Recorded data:
- Opening Delimiter -

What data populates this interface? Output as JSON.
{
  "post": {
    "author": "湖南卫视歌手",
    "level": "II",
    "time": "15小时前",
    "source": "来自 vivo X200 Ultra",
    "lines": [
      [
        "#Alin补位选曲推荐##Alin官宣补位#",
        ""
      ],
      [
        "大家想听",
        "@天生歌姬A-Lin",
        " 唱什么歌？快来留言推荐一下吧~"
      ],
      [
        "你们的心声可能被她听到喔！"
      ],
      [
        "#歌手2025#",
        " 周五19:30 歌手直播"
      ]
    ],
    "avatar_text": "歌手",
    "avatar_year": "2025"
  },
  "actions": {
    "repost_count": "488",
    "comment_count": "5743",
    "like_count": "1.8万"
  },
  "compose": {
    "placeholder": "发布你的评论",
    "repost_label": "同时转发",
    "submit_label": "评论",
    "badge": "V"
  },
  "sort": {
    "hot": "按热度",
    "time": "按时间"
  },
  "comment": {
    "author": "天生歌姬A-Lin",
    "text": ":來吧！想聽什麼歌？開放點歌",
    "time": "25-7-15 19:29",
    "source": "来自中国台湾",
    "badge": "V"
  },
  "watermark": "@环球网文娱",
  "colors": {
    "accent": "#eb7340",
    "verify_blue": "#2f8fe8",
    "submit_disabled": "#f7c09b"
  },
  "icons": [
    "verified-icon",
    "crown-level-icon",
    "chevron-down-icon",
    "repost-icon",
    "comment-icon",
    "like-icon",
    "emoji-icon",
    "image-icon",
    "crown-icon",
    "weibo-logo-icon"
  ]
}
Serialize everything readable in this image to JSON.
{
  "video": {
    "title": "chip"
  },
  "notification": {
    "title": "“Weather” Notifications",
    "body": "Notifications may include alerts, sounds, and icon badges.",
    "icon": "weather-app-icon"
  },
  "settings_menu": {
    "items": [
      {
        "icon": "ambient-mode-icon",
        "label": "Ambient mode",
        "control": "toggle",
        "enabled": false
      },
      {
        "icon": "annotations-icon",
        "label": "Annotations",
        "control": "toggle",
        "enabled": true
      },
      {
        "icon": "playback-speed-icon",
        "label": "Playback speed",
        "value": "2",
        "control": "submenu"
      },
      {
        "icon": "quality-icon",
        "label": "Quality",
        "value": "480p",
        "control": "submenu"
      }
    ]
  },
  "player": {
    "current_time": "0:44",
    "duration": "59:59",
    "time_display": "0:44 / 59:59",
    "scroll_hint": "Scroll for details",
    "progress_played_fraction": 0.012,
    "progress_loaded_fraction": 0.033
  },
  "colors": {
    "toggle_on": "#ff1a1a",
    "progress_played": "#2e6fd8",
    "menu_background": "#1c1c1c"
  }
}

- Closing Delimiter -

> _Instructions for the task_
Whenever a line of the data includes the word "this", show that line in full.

> _Exercise answer_
What data populates this interface? Output as JSON.
Serialize everything readable in this image to JSON.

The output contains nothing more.